### THE PROBLEM
Report each line of the records where "this" occurs.

### Items from a data source
▬▬▬▬▬▬▬▬▬▬

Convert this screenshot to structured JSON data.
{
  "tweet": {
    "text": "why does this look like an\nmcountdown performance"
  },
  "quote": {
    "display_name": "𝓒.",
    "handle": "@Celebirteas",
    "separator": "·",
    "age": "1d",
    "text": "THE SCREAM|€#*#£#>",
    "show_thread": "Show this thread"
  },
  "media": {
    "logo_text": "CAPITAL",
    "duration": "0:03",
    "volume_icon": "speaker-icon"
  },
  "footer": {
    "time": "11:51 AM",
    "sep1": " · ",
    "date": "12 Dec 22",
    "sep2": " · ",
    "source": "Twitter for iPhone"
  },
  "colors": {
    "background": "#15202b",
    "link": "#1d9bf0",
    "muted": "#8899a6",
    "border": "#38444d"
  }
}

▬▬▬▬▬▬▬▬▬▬

### RESPONSE AREA
Convert this screenshot to structured JSON data.
    "text": "why does this look like an\nmcountdown performance"
    "show_thread": "Show this thread"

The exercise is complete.